The Land

The Land

Polcum Springs is 203 acres of mountainous terrain in inland Northern Mendocino County.  Located 10 miles northwest of Laytonville, Polcum Springs is a ridge-to-valley watershed varying in elevation from 1,800 ft. to 2,700 feet.  The four seasonal creeks on the property are tributaries to year-round Grubb Creek, which converges with Ten Mile Creek, and then the South Fork of the Eel River. Year-round springs provide water to the site.

Polcum Springs is a southwest facing hillside comprised of steep, open grasslands mixed with thick forest consisting of at least 18 major tree species including California Bay Laurel, Madrone, Douglas Fir, and six species of Oak.  The primary ridge runs approximately north/south and comprises the Eastern property boundary.  From the ridge line, 2 pronounced secondary ridges reach out to the west, forming the complex topography and watershed that is characteristic of the region.

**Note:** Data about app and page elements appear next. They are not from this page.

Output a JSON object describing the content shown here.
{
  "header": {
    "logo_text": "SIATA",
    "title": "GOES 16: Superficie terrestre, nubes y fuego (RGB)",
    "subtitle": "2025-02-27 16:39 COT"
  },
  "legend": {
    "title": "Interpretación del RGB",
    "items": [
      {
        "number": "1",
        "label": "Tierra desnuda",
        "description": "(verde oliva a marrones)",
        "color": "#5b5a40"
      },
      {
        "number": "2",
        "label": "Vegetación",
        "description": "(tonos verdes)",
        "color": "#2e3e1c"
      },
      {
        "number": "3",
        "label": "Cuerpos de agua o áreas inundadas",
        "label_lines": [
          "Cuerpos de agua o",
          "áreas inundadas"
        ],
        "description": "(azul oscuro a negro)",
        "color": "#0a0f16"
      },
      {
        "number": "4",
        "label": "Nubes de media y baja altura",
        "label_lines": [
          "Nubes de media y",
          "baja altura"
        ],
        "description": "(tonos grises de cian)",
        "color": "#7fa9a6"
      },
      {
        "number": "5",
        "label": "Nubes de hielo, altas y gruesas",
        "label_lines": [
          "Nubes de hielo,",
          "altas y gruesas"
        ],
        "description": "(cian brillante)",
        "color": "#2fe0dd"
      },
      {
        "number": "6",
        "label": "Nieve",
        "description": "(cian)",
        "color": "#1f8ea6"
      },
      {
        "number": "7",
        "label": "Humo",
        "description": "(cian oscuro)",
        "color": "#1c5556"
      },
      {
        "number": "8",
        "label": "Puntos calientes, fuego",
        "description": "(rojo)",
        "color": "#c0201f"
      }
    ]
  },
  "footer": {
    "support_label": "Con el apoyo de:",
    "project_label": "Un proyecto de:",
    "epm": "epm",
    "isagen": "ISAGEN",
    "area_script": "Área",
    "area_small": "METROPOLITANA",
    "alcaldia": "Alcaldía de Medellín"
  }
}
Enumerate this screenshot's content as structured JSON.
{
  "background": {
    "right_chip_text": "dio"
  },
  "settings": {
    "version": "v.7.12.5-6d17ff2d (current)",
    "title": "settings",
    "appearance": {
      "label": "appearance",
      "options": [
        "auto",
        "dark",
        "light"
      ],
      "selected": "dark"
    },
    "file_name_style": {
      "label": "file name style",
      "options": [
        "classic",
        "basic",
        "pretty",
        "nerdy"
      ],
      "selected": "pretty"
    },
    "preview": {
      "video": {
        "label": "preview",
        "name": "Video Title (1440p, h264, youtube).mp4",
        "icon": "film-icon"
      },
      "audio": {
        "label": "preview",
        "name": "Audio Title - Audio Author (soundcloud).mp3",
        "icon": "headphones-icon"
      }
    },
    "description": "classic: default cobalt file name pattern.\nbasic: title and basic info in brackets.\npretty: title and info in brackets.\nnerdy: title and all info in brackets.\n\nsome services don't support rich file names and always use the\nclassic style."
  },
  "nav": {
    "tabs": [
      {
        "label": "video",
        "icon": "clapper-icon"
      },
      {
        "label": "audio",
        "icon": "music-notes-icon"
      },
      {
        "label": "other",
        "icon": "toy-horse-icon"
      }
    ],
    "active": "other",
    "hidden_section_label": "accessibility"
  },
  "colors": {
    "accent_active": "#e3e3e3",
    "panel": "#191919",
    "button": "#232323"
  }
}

Due to its isolated setting, extreme topography, and overall lack of hunting in the past 50 years, Polcum Springs and the surrounding Star Light Ranch are a haven for animals.  Black Bear, Mountain Lion, Bobcat, Fox, Coyote, Turkey, Deer, Ring-tailed Cat, Skunk, and Western Fence Lizard are a few of the terrestrial animals that call this land home.  Steelhead, Coho Salmon, Giant Pacific Salamander, California Newt, and Pacific Treefrog thrive in the creeks, ponds and springs.  Pileated Woodpecker, Golden Eagle, Red Tailed Hawk, Raven, Ruffied Grouse, Blue Heron, Goldfinch, and Quail grace the skies.

At its peak altitude of 2,697 feet, the landscape offers sweeping vistas of Brush Mountain to the West, Iron Peak to the East, Bell Springs to the North, and Cahto Peak to the South. At its more hospitable elevations of 2,000 – 2,200 feet, current and future building sites are nestled into moderate hillsides, and are more protected from strong winds and storms that approach from the south-west.

Rainfall for the region historically averages 60 – 90 inches per year; the wet season is October through May.  The remainder of the year is dry and hot, with occasional summertime temperatures reaching over 100 degrees, but with averages in the 90’s.  Average daily wintertime temperatures hang in the 40’s, occasionally dropping into the teens.  The property is above the fog line, producing more solar days, fewer frost days, higher winter temperatures, and lower summer temperatures than Long Valley (Laytonville).  The temperature can differ more than 20 degrees from Polcum Springs to Long Valley.